### TO DO
Exactly as written, return the entries below, minus any pictures.
--- SOURCE INFORMATION Enclosed Below ---
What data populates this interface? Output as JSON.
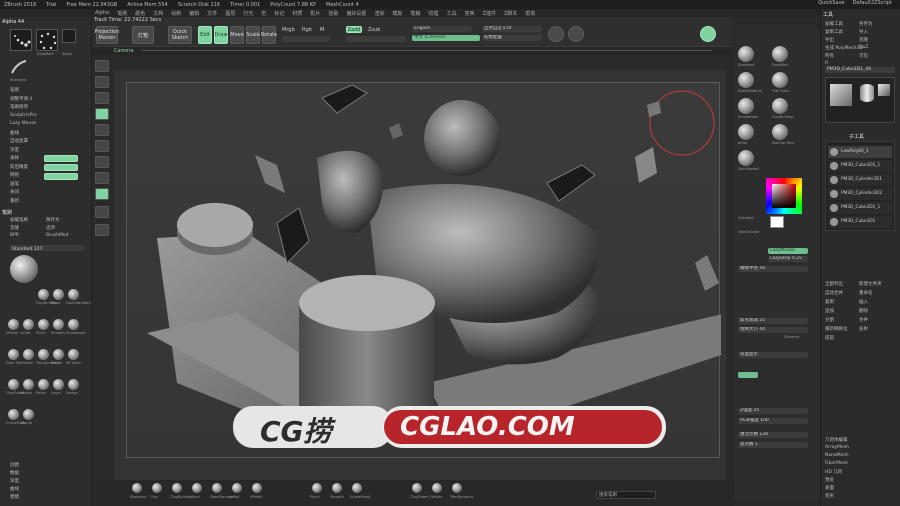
{
  "topbar": {
    "app": "ZBrush 2018",
    "items": [
      "Trial",
      "Free Mem 22.943GB",
      "Active Mem 554",
      "Scratch Disk 116",
      "Timer 0.001",
      "PolyCount 7.88 KP",
      "MeshCount 4"
    ],
    "right": [
      "QuickSave",
      "Default2ZScript"
    ]
  },
  "menus": [
    "Alpha",
    "笔刷",
    "颜色",
    "文档",
    "绘制",
    "编辑",
    "文件",
    "图层",
    "灯光",
    "宏",
    "标记",
    "材质",
    "影片",
    "拾取",
    "偏好设置",
    "渲染",
    "模板",
    "笔触",
    "纹理",
    "工具",
    "变换",
    "Z插件",
    "Z脚本",
    "帮助"
  ],
  "toolbar": {
    "track_time": "Track Time: 22.74222 Secs",
    "projection_label": "Projection Master",
    "lightbox_label": "灯箱",
    "quicksketch_label": "Quick Sketch",
    "edit_label": "Edit",
    "draw_label": "Draw",
    "move_label": "Move",
    "scale_label": "Scale",
    "rotate_label": "Rotate",
    "mrgb": "Mrgb",
    "rgb": "Rgb",
    "m": "M",
    "zadd": "Zadd",
    "zsub": "Zsub",
    "english": "English",
    "chinese": "中文 (Chinese)",
    "custom_ui": "启用自定义UI",
    "default_ui": "初始配置"
  },
  "timeline": {
    "label": "Camera"
  },
  "left_panel": {
    "alpha_title": "Alpha 44",
    "brush_label": "Standard",
    "stroke_label": "DragRect",
    "spray_label": "Spray",
    "brush_title": "笔刷",
    "settings": [
      "笔刷",
      "调整平滑 4",
      "笔刷修改",
      "SculptrisPro",
      "Lazy Mouse",
      "曲线",
      "自动遮罩",
      "深度",
      "采样",
      "前后精度",
      "网格",
      "画笔",
      "关闭",
      "重新"
    ],
    "tool_section": "笔刷",
    "tool_items": [
      "加载笔刷",
      "保存为",
      "克隆",
      "选项",
      "BPR",
      "BrushMod",
      "Standard 127"
    ],
    "brush_names": [
      "Standard",
      "Clay",
      "ClayBuildup",
      "Move",
      "DamStandard",
      "hPolish",
      "Inflat",
      "Pinch",
      "Smooth",
      "Snakehook",
      "Dam Std",
      "Flatten",
      "TrimDynamic",
      "Planar",
      "SK Slash",
      "ClayTubes",
      "Mallet",
      "Polish",
      "Layer",
      "Nudge",
      "CurveTube",
      "Morph"
    ],
    "bottom_items": [
      "创建",
      "数据",
      "深度",
      "曲线",
      "建模"
    ]
  },
  "right_tools": {
    "labels": [
      "Standard",
      "DragRect",
      "BasicMaterial",
      "Flat Color",
      "SnakeHook",
      "ClayBuildup",
      "Inflat",
      "MatCap Red",
      "SkinShade4"
    ],
    "gradient_label": "Gradient",
    "switch_color": "SwitchColor",
    "alternate": "Alternate",
    "lazy_mouse": "LazyMouse",
    "lazy_step": "LazyStep 0.25",
    "lazy_radius": "懒惰半径 44",
    "dynamic": "Dynamic",
    "double": "双面显示",
    "focal_shift": "焦点衰减 25",
    "draw_size": "绘制大小 44",
    "zintensity": "Z强度 25",
    "rgb_intensity": "RGB强度 100",
    "active_points": "激活点数 128",
    "total_points": "总点数 1"
  },
  "right_panel": {
    "title": "工具",
    "top_items": [
      "加载工具",
      "另存为",
      "复制工具",
      "导入",
      "导出",
      "克隆",
      "生成 PolyMesh3D",
      "GoZ",
      "所有",
      "可见",
      "R"
    ],
    "tool_name": "PM3D_Cube3D1_48",
    "tool_thumbs": [
      "PM3D_Cube3D1",
      "Cylinder3D",
      "SimpleBrush",
      "PM3D_Cube3D1"
    ],
    "subtool_title": "子工具",
    "subtools": [
      "LowPoly60_1",
      "PM3D_Cube3D1_1",
      "PM3D_Cylinder3D1",
      "PM3D_Cylinder3D2",
      "PM3D_Cube3D1_1",
      "PM3D_Cube3D1"
    ],
    "bottom_items": [
      "全部列出",
      "新建文件夹",
      "自动合并",
      "重命名",
      "复制",
      "插入",
      "追加",
      "删除",
      "分割",
      "合并",
      "重新网格化",
      "投射",
      "提取"
    ],
    "lower_items": [
      "几何体编辑",
      "ArrayMesh",
      "NanoMesh",
      "FiberMesh",
      "HD 几何",
      "预览",
      "表面",
      "变形"
    ]
  },
  "bottom_bar": {
    "labels": [
      "Standard",
      "Clay",
      "ClayBuildup",
      "Move",
      "DamStandard",
      "Inflat",
      "hPolish",
      "Pinch",
      "Smooth",
      "SnakeHook",
      "ClayTubes",
      "Flatten",
      "TrimDynamic"
    ],
    "search_placeholder": "搜索笔刷"
  },
  "watermark": {
    "text1": "CG捞",
    "text2": "CGLAO.COM"
  }
}
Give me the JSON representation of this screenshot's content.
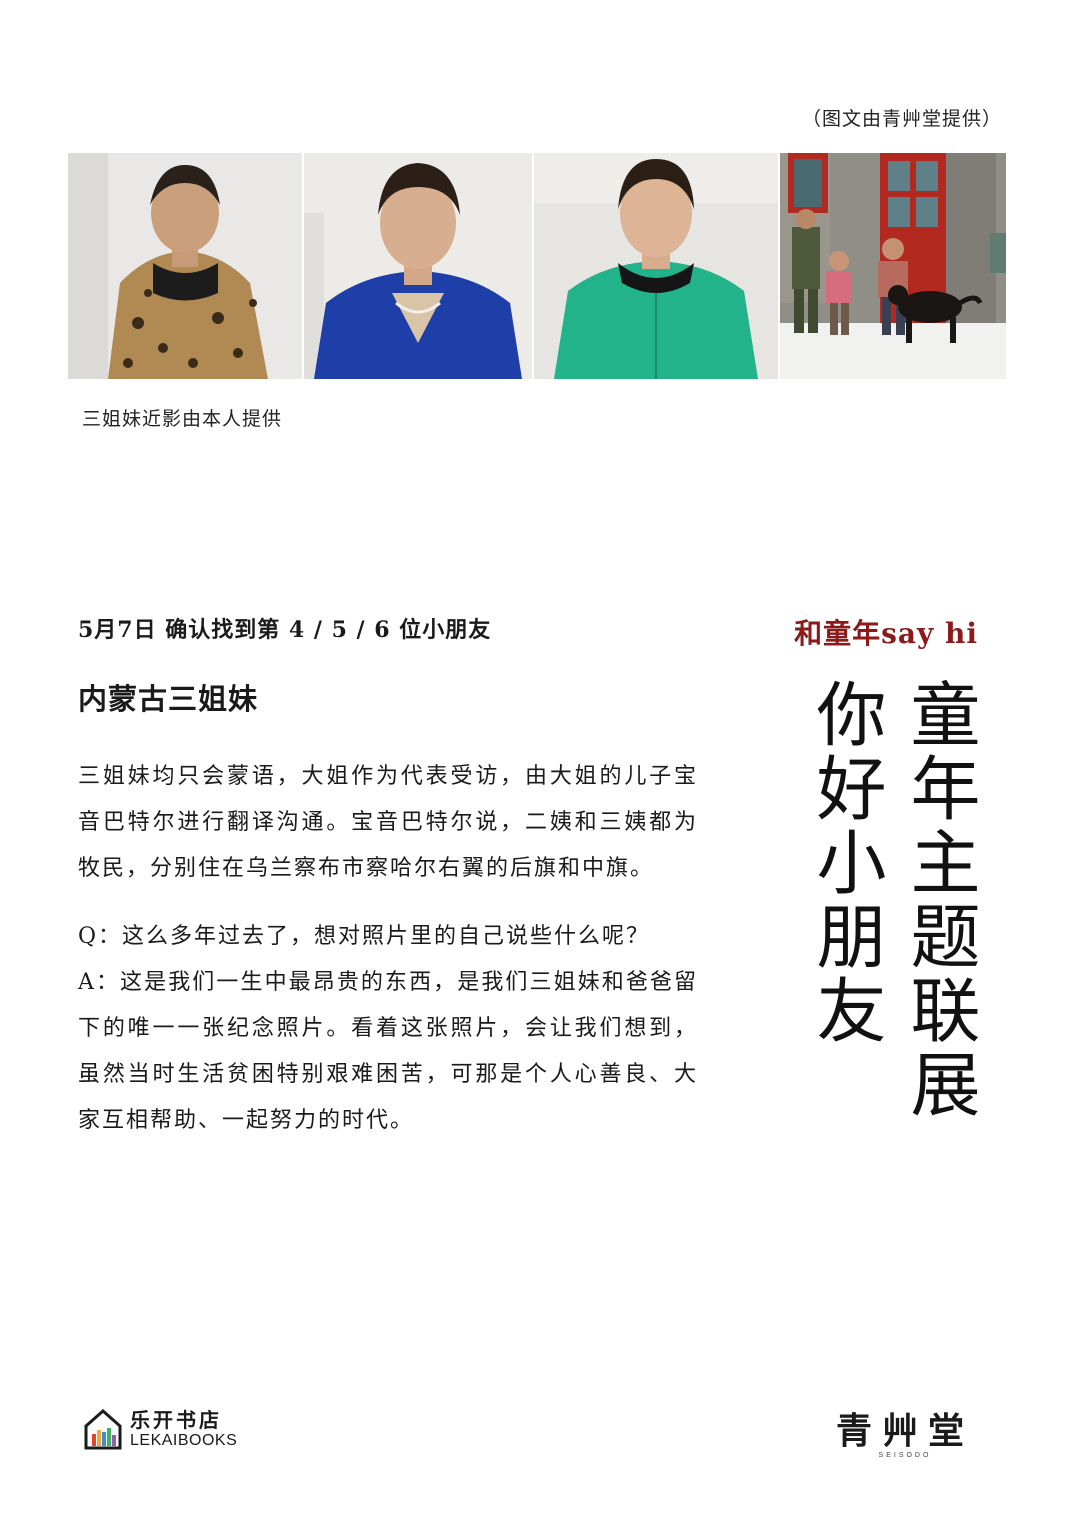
{
  "credit": "（图文由青艸堂提供）",
  "photo_caption": "三姐妹近影由本人提供",
  "header": {
    "date_line": "5月7日 确认找到第 4 / 5 / 6 位小朋友",
    "subtitle": "内蒙古三姐妹"
  },
  "body": {
    "para1": "三姐妹均只会蒙语，大姐作为代表受访，由大姐的儿子宝音巴特尔进行翻译沟通。宝音巴特尔说，二姨和三姨都为牧民，分别住在乌兰察布市察哈尔右翼的后旗和中旗。",
    "question": "Q：这么多年过去了，想对照片里的自己说些什么呢？",
    "answer": "A：这是我们一生中最昂贵的东西，是我们三姐妹和爸爸留下的唯一一张纪念照片。看着这张照片，会让我们想到，虽然当时生活贫困特别艰难困苦，可那是个人心善良、大家互相帮助、一起努力的时代。"
  },
  "side": {
    "tag": "和童年say hi",
    "title_right": "童年主题联展",
    "title_left": "你好小朋友"
  },
  "logos": {
    "left_cn": "乐开书店",
    "left_en": "LEKAIBOOKS",
    "right_cn": "青艸堂",
    "right_en": "SEISODO"
  },
  "colors": {
    "accent_red": "#8b1a1a",
    "text": "#1a1a1a"
  }
}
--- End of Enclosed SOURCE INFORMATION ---
### EXERCISE ANSWER
What data populates this interface? Output as JSON.
{
  "topbar": {
    "app": "ZBrush 2018",
    "items": [
      "Trial",
      "Free Mem 22.943GB",
      "Active Mem 554",
      "Scratch Disk 116",
      "Timer 0.001",
      "PolyCount 7.88 KP",
      "MeshCount 4"
    ],
    "right": [
      "QuickSave",
      "Default2ZScript"
    ]
  },
  "menus": [
    "Alpha",
    "笔刷",
    "颜色",
    "文档",
    "绘制",
    "编辑",
    "文件",
    "图层",
    "灯光",
    "宏",
    "标记",
    "材质",
    "影片",
    "拾取",
    "偏好设置",
    "渲染",
    "模板",
    "笔触",
    "纹理",
    "工具",
    "变换",
    "Z插件",
    "Z脚本",
    "帮助"
  ],
  "toolbar": {
    "track_time": "Track Time: 22.74222 Secs",
    "projection_label": "Projection Master",
    "lightbox_label": "灯箱",
    "quicksketch_label": "Quick Sketch",
    "edit_label": "Edit",
    "draw_label": "Draw",
    "move_label": "Move",
    "scale_label": "Scale",
    "rotate_label": "Rotate",
    "mrgb": "Mrgb",
    "rgb": "Rgb",
    "m": "M",
    "zadd": "Zadd",
    "zsub": "Zsub",
    "english": "English",
    "chinese": "中文 (Chinese)",
    "custom_ui": "启用自定义UI",
    "default_ui": "初始配置"
  },
  "timeline": {
    "label": "Camera"
  },
  "left_panel": {
    "alpha_title": "Alpha 44",
    "brush_label": "Standard",
    "stroke_label": "DragRect",
    "spray_label": "Spray",
    "brush_title": "笔刷",
    "settings": [
      "笔刷",
      "调整平滑 4",
      "笔刷修改",
      "SculptrisPro",
      "Lazy Mouse",
      "曲线",
      "自动遮罩",
      "深度",
      "采样",
      "前后精度",
      "网格",
      "画笔",
      "关闭",
      "重新"
    ],
    "tool_section": "笔刷",
    "tool_items": [
      "加载笔刷",
      "保存为",
      "克隆",
      "选项",
      "BPR",
      "BrushMod",
      "Standard 127"
    ],
    "brush_names": [
      "Standard",
      "Clay",
      "ClayBuildup",
      "Move",
      "DamStandard",
      "hPolish",
      "Inflat",
      "Pinch",
      "Smooth",
      "Snakehook",
      "Dam Std",
      "Flatten",
      "TrimDynamic",
      "Planar",
      "SK Slash",
      "ClayTubes",
      "Mallet",
      "Polish",
      "Layer",
      "Nudge",
      "CurveTube",
      "Morph"
    ],
    "bottom_items": [
      "创建",
      "数据",
      "深度",
      "曲线",
      "建模"
    ]
  },
  "right_tools": {
    "labels": [
      "Standard",
      "DragRect",
      "BasicMaterial",
      "Flat Color",
      "SnakeHook",
      "ClayBuildup",
      "Inflat",
      "MatCap Red",
      "SkinShade4"
    ],
    "gradient_label": "Gradient",
    "switch_color": "SwitchColor",
    "alternate": "Alternate",
    "lazy_mouse": "LazyMouse",
    "lazy_step": "LazyStep 0.25",
    "lazy_radius": "懒惰半径 44",
    "dynamic": "Dynamic",
    "double": "双面显示",
    "focal_shift": "焦点衰减 25",
    "draw_size": "绘制大小 44",
    "zintensity": "Z强度 25",
    "rgb_intensity": "RGB强度 100",
    "active_points": "激活点数 128",
    "total_points": "总点数 1"
  },
  "right_panel": {
    "title": "工具",
    "top_items": [
      "加载工具",
      "另存为",
      "复制工具",
      "导入",
      "导出",
      "克隆",
      "生成 PolyMesh3D",
      "GoZ",
      "所有",
      "可见",
      "R"
    ],
    "tool_name": "PM3D_Cube3D1_48",
    "tool_thumbs": [
      "PM3D_Cube3D1",
      "Cylinder3D",
      "SimpleBrush",
      "PM3D_Cube3D1"
    ],
    "subtool_title": "子工具",
    "subtools": [
      "LowPoly60_1",
      "PM3D_Cube3D1_1",
      "PM3D_Cylinder3D1",
      "PM3D_Cylinder3D2",
      "PM3D_Cube3D1_1",
      "PM3D_Cube3D1"
    ],
    "bottom_items": [
      "全部列出",
      "新建文件夹",
      "自动合并",
      "重命名",
      "复制",
      "插入",
      "追加",
      "删除",
      "分割",
      "合并",
      "重新网格化",
      "投射",
      "提取"
    ],
    "lower_items": [
      "几何体编辑",
      "ArrayMesh",
      "NanoMesh",
      "FiberMesh",
      "HD 几何",
      "预览",
      "表面",
      "变形"
    ]
  },
  "bottom_bar": {
    "labels": [
      "Standard",
      "Clay",
      "ClayBuildup",
      "Move",
      "DamStandard",
      "Inflat",
      "hPolish",
      "Pinch",
      "Smooth",
      "SnakeHook",
      "ClayTubes",
      "Flatten",
      "TrimDynamic"
    ],
    "search_placeholder": "搜索笔刷"
  },
  "watermark": {
    "text1": "CG捞",
    "text2": "CGLAO.COM"
  }
}
Give me the JSON representation of this screenshot's content.
{
  "credit": "（图文由青艸堂提供）",
  "photo_caption": "三姐妹近影由本人提供",
  "header": {
    "date_line": "5月7日 确认找到第 4 / 5 / 6 位小朋友",
    "subtitle": "内蒙古三姐妹"
  },
  "body": {
    "para1": "三姐妹均只会蒙语，大姐作为代表受访，由大姐的儿子宝音巴特尔进行翻译沟通。宝音巴特尔说，二姨和三姨都为牧民，分别住在乌兰察布市察哈尔右翼的后旗和中旗。",
    "question": "Q：这么多年过去了，想对照片里的自己说些什么呢？",
    "answer": "A：这是我们一生中最昂贵的东西，是我们三姐妹和爸爸留下的唯一一张纪念照片。看着这张照片，会让我们想到，虽然当时生活贫困特别艰难困苦，可那是个人心善良、大家互相帮助、一起努力的时代。"
  },
  "side": {
    "tag": "和童年say hi",
    "title_right": "童年主题联展",
    "title_left": "你好小朋友"
  },
  "logos": {
    "left_cn": "乐开书店",
    "left_en": "LEKAIBOOKS",
    "right_cn": "青艸堂",
    "right_en": "SEISODO"
  },
  "colors": {
    "accent_red": "#8b1a1a",
    "text": "#1a1a1a"
  }
}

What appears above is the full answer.